Adverse possession is a legal term describing how someone can gain a legal title over property owned by someone else. Theoretically speaking, a person can trespass on a piece of land and like it so much that they decide to stay. Once they stay, they start to clean it up, make it productive or otherwise improve it to the point where making them leave the land would be a hardship.
While this could be a stranger moving onto an isolated or forgotten piece of land or property, it more often involves a neighboring property owner who uses the land over time or otherwise treats it as their own. They may even have bought an adjoining parcel thinking that it also included land that is legally held by someone other than the person who sold it to them. The occupant may then build a barn or other structure on the property, thinking the land is theirs.
Requirements for adverse possession
Those who use a property, but do not have title must satisfy four requirements:
- They must enter the property without the owner’s permission.
- They must be present on the land, treating it as their own (including paying taxes).
- They must use the land in an obvious or open way, such as cultivation.
- They must use the land for continuous periods without sharing it.
The landowner with the title has five years to challenge the claim, and then the title passes to the trespasser. In all cases, the burden of proof remains with the trespasser – often, it includes the trespasser paying taxes and cultivating the land.
Texans take property ownership very seriously

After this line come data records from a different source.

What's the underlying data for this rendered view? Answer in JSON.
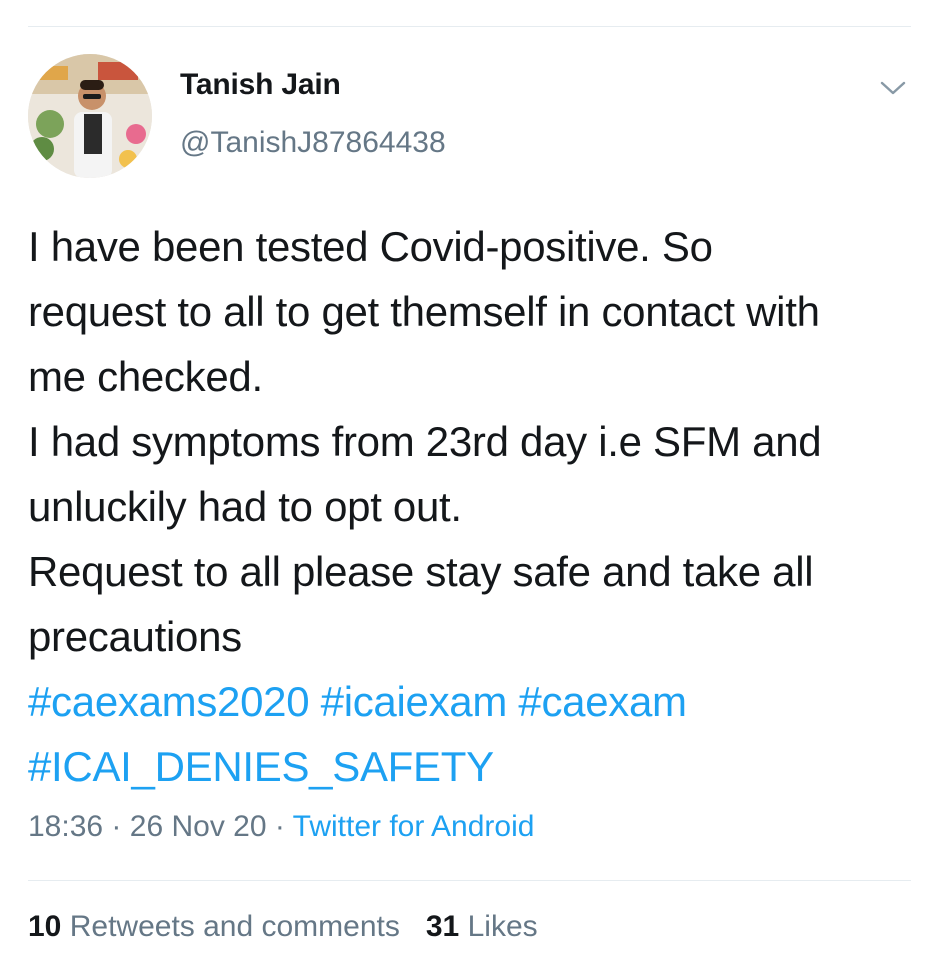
{
  "tweet": {
    "author": {
      "name": "Tanish Jain",
      "handle": "@TanishJ87864438"
    },
    "text_lines": [
      "I have been tested Covid-positive. So",
      "request to all to get themself in contact with",
      "me checked.",
      "I had symptoms from 23rd day i.e SFM and",
      "unluckily had to opt out.",
      "Request to all please stay safe and take all",
      "precautions"
    ],
    "hashtags": [
      "#caexams2020",
      "#icaiexam",
      "#caexam",
      "#ICAI_DENIES_SAFETY"
    ],
    "time": "18:36",
    "date": "26 Nov 20",
    "separator": "·",
    "source": "Twitter for Android",
    "stats": {
      "retweets_count": "10",
      "retweets_label": "Retweets and comments",
      "likes_count": "31",
      "likes_label": "Likes"
    }
  },
  "colors": {
    "link": "#1da1f2",
    "muted": "#657786",
    "text": "#14171a",
    "divider": "#e6ecf0"
  },
  "icons": {
    "menu": "chevron-down-icon"
  }
}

Land disputes happen, and sometimes, they will involve adverse possession. These disputes can be hard-fought, with both sides adamantly believing that they own the property. It can lead to court battles between neighbors who were once friendly.